§ Aim of the exercise
For these records, count the lines containing the word "image" and respond with the number alone.

§ Records provided
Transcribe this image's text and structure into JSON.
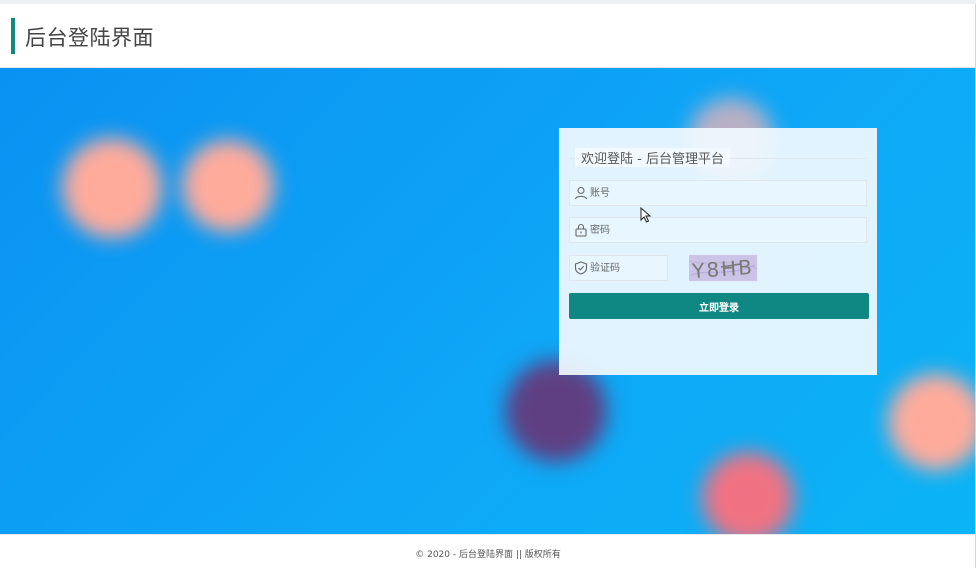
{
  "header": {
    "title": "后台登陆界面"
  },
  "login": {
    "legend": "欢迎登陆 - 后台管理平台",
    "username_placeholder": "账号",
    "password_placeholder": "密码",
    "captcha_placeholder": "验证码",
    "captcha_text": "Y8HB",
    "submit_label": "立即登录"
  },
  "footer": {
    "text": "© 2020 - 后台登陆界面 || 版权所有"
  },
  "colors": {
    "accent": "#0f8a80",
    "button": "#0f8883",
    "background_start": "#0a92f2",
    "background_end": "#0bb4f6"
  }
}
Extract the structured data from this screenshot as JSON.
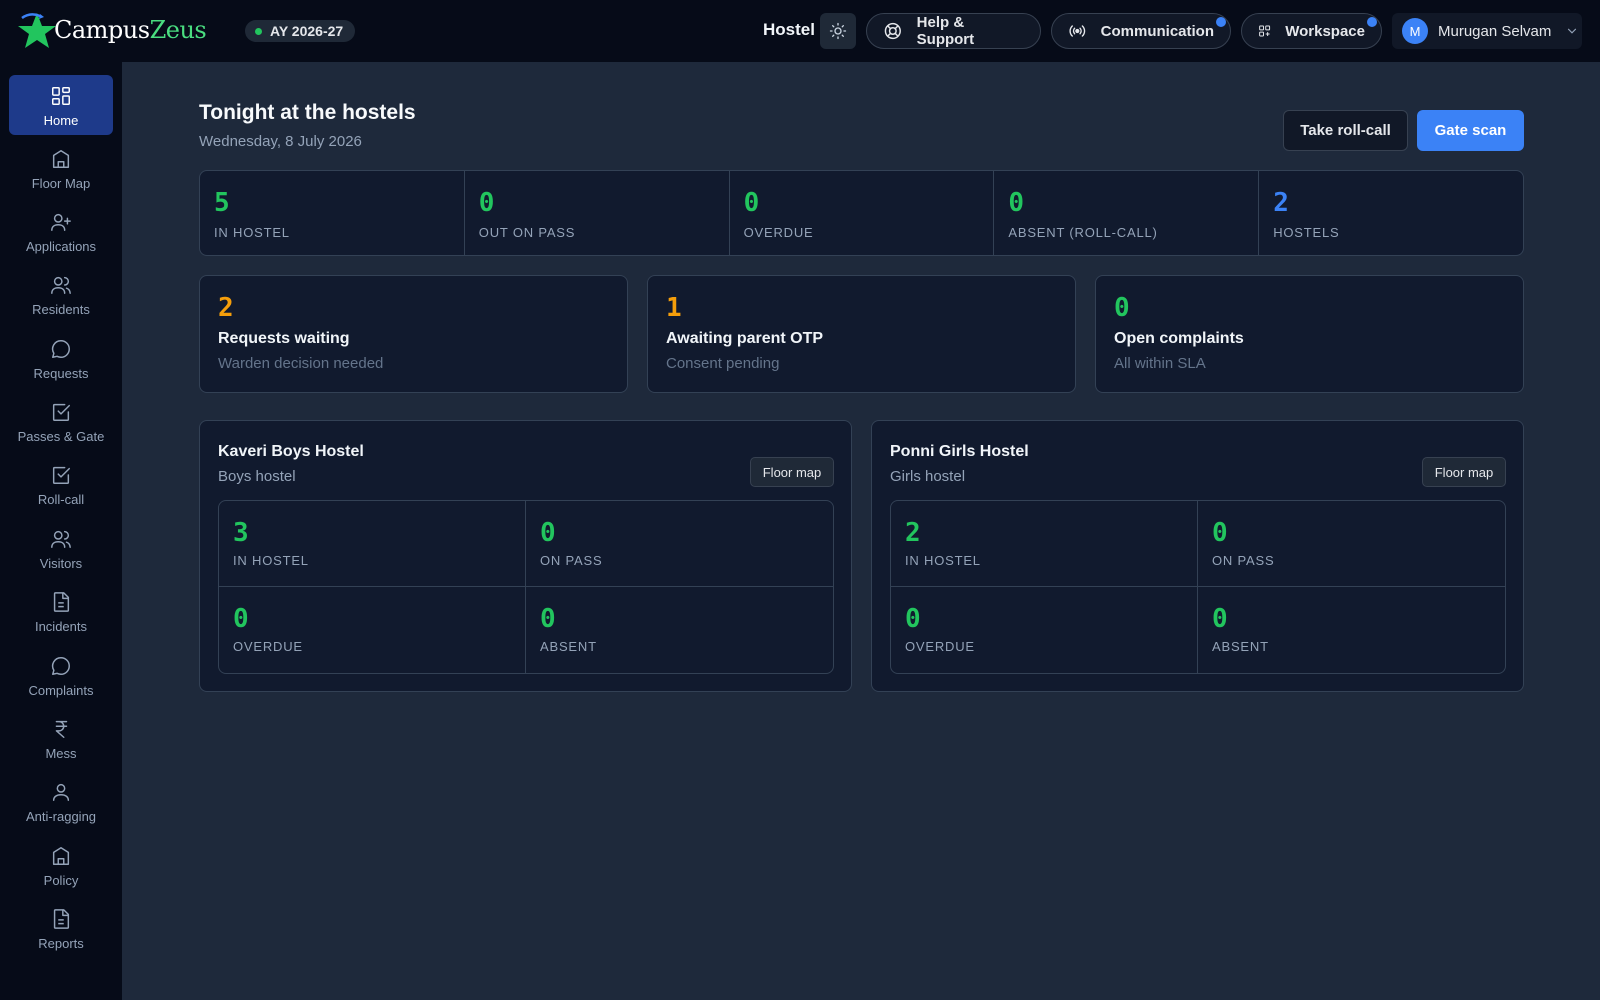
{
  "brand": {
    "part1": "Campus",
    "part2": "Zeus"
  },
  "header": {
    "academic_year": "AY 2026-27",
    "module": "Hostel",
    "help_label": "Help & Support",
    "communication_label": "Communication",
    "workspace_label": "Workspace",
    "user_initial": "M",
    "user_name": "Murugan Selvam"
  },
  "sidebar": {
    "items": [
      {
        "label": "Home",
        "icon": "grid-icon"
      },
      {
        "label": "Floor Map",
        "icon": "building-icon"
      },
      {
        "label": "Applications",
        "icon": "user-plus-icon"
      },
      {
        "label": "Residents",
        "icon": "users-icon"
      },
      {
        "label": "Requests",
        "icon": "chat-bubble-icon"
      },
      {
        "label": "Passes & Gate",
        "icon": "check-square-icon"
      },
      {
        "label": "Roll-call",
        "icon": "check-square-icon"
      },
      {
        "label": "Visitors",
        "icon": "users-icon"
      },
      {
        "label": "Incidents",
        "icon": "document-icon"
      },
      {
        "label": "Complaints",
        "icon": "chat-bubble-icon"
      },
      {
        "label": "Mess",
        "icon": "rupee-icon"
      },
      {
        "label": "Anti-ragging",
        "icon": "user-icon"
      },
      {
        "label": "Policy",
        "icon": "building-icon"
      },
      {
        "label": "Reports",
        "icon": "document-icon"
      }
    ]
  },
  "main": {
    "title": "Tonight at the hostels",
    "date": "Wednesday, 8 July 2026",
    "roll_call_button": "Take roll-call",
    "gate_scan_button": "Gate scan",
    "stats": [
      {
        "value": "5",
        "label": "IN HOSTEL",
        "color": "#22c55e"
      },
      {
        "value": "0",
        "label": "OUT ON PASS",
        "color": "#22c55e"
      },
      {
        "value": "0",
        "label": "OVERDUE",
        "color": "#22c55e"
      },
      {
        "value": "0",
        "label": "ABSENT (ROLL-CALL)",
        "color": "#22c55e"
      },
      {
        "value": "2",
        "label": "HOSTELS",
        "color": "#3b82f6"
      }
    ],
    "alerts": [
      {
        "value": "2",
        "title": "Requests waiting",
        "subtitle": "Warden decision needed",
        "color": "#f59e0b"
      },
      {
        "value": "1",
        "title": "Awaiting parent OTP",
        "subtitle": "Consent pending",
        "color": "#f59e0b"
      },
      {
        "value": "0",
        "title": "Open complaints",
        "subtitle": "All within SLA",
        "color": "#22c55e"
      }
    ],
    "hostels": [
      {
        "name": "Kaveri Boys Hostel",
        "type": "Boys hostel",
        "floor_map_label": "Floor map",
        "metrics": [
          {
            "value": "3",
            "label": "IN HOSTEL"
          },
          {
            "value": "0",
            "label": "ON PASS"
          },
          {
            "value": "0",
            "label": "OVERDUE"
          },
          {
            "value": "0",
            "label": "ABSENT"
          }
        ]
      },
      {
        "name": "Ponni Girls Hostel",
        "type": "Girls hostel",
        "floor_map_label": "Floor map",
        "metrics": [
          {
            "value": "2",
            "label": "IN HOSTEL"
          },
          {
            "value": "0",
            "label": "ON PASS"
          },
          {
            "value": "0",
            "label": "OVERDUE"
          },
          {
            "value": "0",
            "label": "ABSENT"
          }
        ]
      }
    ]
  }
}
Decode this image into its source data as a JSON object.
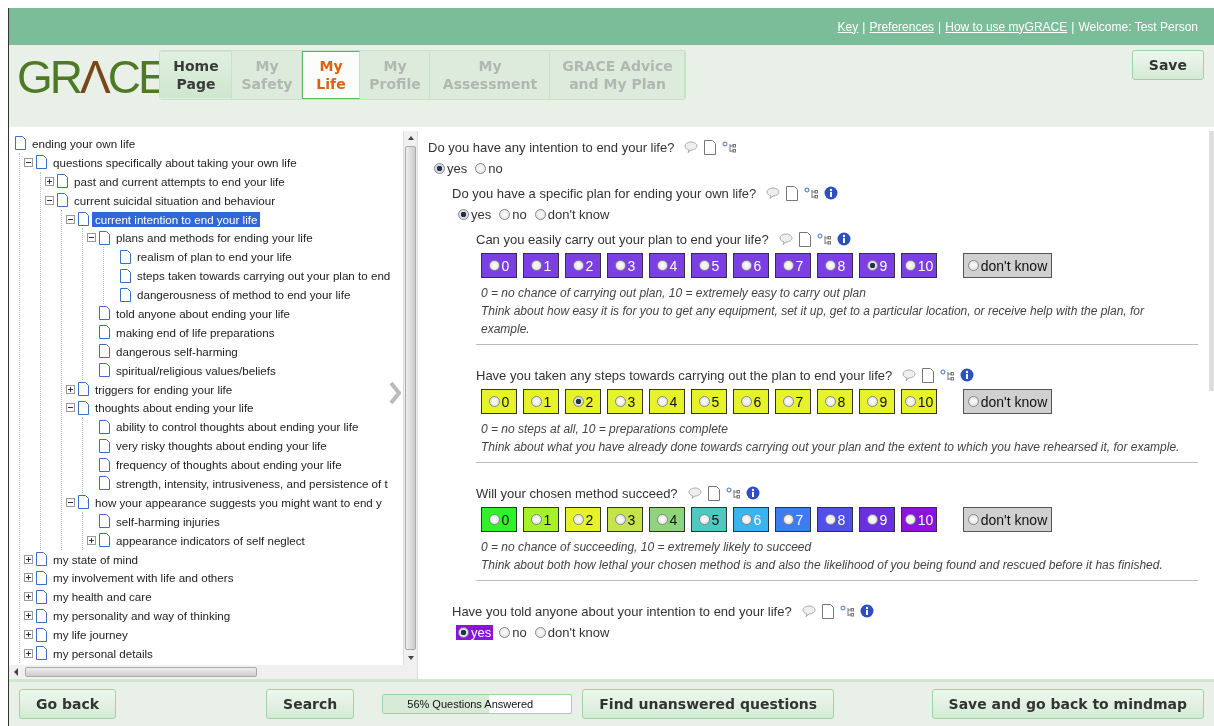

§ Result for this exercise
2